A personal goal of mine before coming to Quito was to avoid getting a big ole’ tapeworm. You know those ones that people get from eating street food and by the time it gets pulled out of them it’s like, 20+ feet long? Yeah, those guys. Preconcieved judgments aside, the food here has been wayyy more than edible. I haven’t had any problems (read: have not had to touch the prescription diarrhea medicine my travel doctor gave me before coming), and the constitution of my stomach is nothing to brag about. I eat the majority of my meals at home, as that is the family culture I am part of, but I try to venture out on the weekends and take the occasional afternoon off. Breakfast during the week is always an egg, two slices of wheat toast with PB/ banana/a drizzle of honey, and a cup of coffee. I’ve gotten into the habit of drinking this pretty much every morning, as there is a notable drop in performance when I try to engage with little children uncaffeinated. The coffee here is more or less all instantaneous, which (a) is super weak, and therefore (b) sucks, which is (c) a huge crying shame, given how close we are to those delicious Colombian beans. Lunch is pretty much always proceeded by a bowl of soup, but from there…

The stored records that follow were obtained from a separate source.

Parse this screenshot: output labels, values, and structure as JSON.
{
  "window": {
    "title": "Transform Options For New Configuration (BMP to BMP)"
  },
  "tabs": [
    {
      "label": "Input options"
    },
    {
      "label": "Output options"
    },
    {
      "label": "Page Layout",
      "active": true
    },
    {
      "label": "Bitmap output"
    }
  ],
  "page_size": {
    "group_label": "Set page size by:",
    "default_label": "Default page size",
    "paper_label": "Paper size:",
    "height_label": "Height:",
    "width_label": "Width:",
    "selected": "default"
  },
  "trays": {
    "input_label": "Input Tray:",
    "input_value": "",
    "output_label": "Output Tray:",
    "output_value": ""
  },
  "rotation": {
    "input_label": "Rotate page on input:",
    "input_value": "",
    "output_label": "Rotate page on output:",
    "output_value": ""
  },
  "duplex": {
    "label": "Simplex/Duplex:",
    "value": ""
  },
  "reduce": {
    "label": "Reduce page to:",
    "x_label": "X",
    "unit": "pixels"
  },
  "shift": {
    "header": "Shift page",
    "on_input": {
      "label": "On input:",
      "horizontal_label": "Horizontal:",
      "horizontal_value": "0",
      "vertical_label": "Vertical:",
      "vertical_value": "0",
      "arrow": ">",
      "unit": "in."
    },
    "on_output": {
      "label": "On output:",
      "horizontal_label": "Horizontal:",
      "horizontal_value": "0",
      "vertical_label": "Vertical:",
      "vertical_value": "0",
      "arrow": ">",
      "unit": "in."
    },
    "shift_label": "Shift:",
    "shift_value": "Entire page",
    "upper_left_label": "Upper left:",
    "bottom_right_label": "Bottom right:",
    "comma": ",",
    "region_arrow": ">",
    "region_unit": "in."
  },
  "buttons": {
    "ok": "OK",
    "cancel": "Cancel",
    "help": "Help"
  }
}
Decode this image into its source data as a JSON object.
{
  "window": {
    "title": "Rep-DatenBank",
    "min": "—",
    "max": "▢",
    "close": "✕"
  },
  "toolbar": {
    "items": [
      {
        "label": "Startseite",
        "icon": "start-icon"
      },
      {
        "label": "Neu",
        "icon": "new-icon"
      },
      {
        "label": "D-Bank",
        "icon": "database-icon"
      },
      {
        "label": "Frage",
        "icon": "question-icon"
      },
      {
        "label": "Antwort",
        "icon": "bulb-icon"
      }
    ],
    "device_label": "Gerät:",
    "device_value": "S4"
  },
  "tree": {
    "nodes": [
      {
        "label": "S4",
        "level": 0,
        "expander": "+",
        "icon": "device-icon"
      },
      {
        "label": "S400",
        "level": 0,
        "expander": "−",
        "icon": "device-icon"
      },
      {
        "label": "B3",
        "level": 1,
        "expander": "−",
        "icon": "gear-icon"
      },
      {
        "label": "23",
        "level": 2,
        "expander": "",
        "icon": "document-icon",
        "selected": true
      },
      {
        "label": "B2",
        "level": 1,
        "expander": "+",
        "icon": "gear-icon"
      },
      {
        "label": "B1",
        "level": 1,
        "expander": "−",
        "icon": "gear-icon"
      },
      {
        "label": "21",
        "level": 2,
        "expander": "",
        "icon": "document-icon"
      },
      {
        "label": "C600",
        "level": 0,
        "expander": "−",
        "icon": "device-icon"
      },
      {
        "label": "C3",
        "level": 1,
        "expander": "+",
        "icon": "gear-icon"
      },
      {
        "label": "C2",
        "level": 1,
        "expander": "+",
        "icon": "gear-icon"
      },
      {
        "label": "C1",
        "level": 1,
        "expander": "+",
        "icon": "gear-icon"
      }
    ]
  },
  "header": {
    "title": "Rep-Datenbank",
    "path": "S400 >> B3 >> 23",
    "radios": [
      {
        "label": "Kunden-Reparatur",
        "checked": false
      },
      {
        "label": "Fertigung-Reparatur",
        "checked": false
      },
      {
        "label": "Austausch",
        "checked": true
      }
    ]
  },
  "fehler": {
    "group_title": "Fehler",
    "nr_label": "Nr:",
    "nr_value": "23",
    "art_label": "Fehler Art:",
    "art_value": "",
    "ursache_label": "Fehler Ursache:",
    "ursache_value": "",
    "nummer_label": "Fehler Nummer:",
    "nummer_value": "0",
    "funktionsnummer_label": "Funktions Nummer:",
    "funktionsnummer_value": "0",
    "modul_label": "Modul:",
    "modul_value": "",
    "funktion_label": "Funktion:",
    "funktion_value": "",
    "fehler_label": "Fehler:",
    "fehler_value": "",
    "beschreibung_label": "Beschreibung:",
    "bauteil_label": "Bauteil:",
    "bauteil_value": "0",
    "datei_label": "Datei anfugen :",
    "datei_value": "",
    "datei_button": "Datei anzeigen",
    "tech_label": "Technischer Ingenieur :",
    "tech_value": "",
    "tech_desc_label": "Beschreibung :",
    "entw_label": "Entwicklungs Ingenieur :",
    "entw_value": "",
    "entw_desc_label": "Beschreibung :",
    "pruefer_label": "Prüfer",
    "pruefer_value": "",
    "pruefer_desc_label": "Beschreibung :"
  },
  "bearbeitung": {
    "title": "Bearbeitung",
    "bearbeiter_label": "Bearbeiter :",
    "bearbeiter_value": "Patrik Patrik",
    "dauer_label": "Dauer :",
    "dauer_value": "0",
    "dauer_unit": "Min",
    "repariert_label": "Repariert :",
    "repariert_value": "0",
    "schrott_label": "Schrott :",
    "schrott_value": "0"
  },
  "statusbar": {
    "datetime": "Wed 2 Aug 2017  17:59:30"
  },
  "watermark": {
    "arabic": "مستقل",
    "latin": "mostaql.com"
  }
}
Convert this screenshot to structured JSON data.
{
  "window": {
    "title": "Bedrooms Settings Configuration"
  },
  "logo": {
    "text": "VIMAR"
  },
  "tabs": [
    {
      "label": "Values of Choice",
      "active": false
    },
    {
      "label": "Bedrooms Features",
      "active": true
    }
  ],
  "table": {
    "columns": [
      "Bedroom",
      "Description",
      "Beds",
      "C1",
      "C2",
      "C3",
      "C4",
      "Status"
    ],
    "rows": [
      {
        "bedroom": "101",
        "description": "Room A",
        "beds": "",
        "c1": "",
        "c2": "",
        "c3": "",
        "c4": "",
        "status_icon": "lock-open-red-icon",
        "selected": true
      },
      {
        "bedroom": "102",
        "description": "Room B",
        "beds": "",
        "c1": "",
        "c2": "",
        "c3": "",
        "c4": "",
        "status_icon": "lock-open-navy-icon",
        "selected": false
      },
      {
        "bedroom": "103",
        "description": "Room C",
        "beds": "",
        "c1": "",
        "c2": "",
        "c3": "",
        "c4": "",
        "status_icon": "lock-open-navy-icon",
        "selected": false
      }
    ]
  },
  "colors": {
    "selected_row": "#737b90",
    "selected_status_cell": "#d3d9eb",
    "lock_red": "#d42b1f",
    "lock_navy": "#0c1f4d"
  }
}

If I can summarize the food culture down here in a two words, those words would be: white rice. Your typical lunch/ dinner will consist of some vegetable assortment and some portion of pig, heaped upon a giant mound of white rice. There is a big pot in our house that is never empty. I’m getting a little sick of all the white rice (come on, guys, can’t we at least try another color?), but we do mix it up with potatoes or a bean variety. Tons of those, too. Generally, the food culture here is very heavy on the starches and lighter on the meat, with smatterings of vegetables. But, yeah, pig is the big meat down here. You go to street markets and every other cart has a roast intact pig ready for serving. A common dish involves portions of lightly fried pig served over several different kinds of corn, with salsa (i.e., sauce, not Mexican salsa), etc. Cow and chicken/ turkey are things here, too. Fish is much, much more popular around the coast, where I am not. Empanadas are popular and tasty, but not nearly filled to the same extent as they are back at home. Cuy, or roasted guinea pig, is a local delicacy, not light on the wallet, but not on the taste buds, either. It’s not dissimilar to chicken in flavor (really, though), but the texture is much tougher, specifically the skin. I sampled this tasty dish for the first time this past weekend, and let me say that those little furry things we kept as classroom pets in grades K-6 are delicious, and they would never last until the end of the school year if this was common knowledge.
The fruits and vegetables down here are incredible. You know how when you go to a deli or something the term “fruit salad” signifies a handful of grapes, maybe a pineapple or strawberry, and a single blueberry mixed amongst a horde of tasteless melon? Yeah, I pretty much hate melons, the filler of the fruit world. But down here I tried, for real, my first, and what is this? Flavor?!? Even better is that the same is more or less true for the things that already had taste. For example: ohhhhh, the mangoes!!!!!! Everything is fresh and locally grown and it makes a world of difference. If you are an American, and you are reading this, I hope you will consider writing your local congressman/ soccer-moms-that-like-to-meet-their-girlfriends-for-lunch-after-dropping-the-kids-off-and-need-to-have-their-favorite-fruit-all-year-round-in-their-salad-goddammit, because here’s a crazy idea: fruit isn’t the same when it’s out of season. This is a topic I have gotten fairly fluent on. It is also a great way to make friends. The people down here never get tired of being told how much better the produce is down here than back in the states: “in my country, everything is artificial, but here…!” Other thing that’s cool: high fructose corn syrup isn’t a thing down here. Even sodas like Coke contain actual sugar. Yes, you can definitely taste the difference. Why, I had an apple soda just the other day, and it was delightful.
And finally: alcohol. Liquor is king here. Tequilla, rum, and vodka are the most popular, and many bars will serve, like, fishbowls of these mixed with some sweeteners and a dozen straws (for sharing). As I mentioned , anything imported is $$$, and tends to denote or suggest wealth. Wine doesn’t seem to be very popular. I haven’t seen bottles much more expensive than $10, and only seen it served at our dinner table for guests. But my greatest disappointment here is the beer. Craft brewing hasn’t caught on, so there are like two or three different kinds of beers you can drink. The king of beers down here is called Pilsner. It is drinkable, but then again so is anything after four years of college. Sure, other beers make it down here too, like when I went to a bar recently and saw a bottle of Guinness going for $14. A liter of Pilsner was ~$4. The upside of this is that I pretty much only touch alcohol one night a week. If any of you have found great satisfaction in knocking back a casual Keystone Light at the end of a hard day of work, please do share how, because I’m curious.
Speak Spanish: “In general, las frutas aqui son mucho major que en mi pais” (in general, the fruits here are much better than in my country) is a phrase that finds its way into most of my conversations.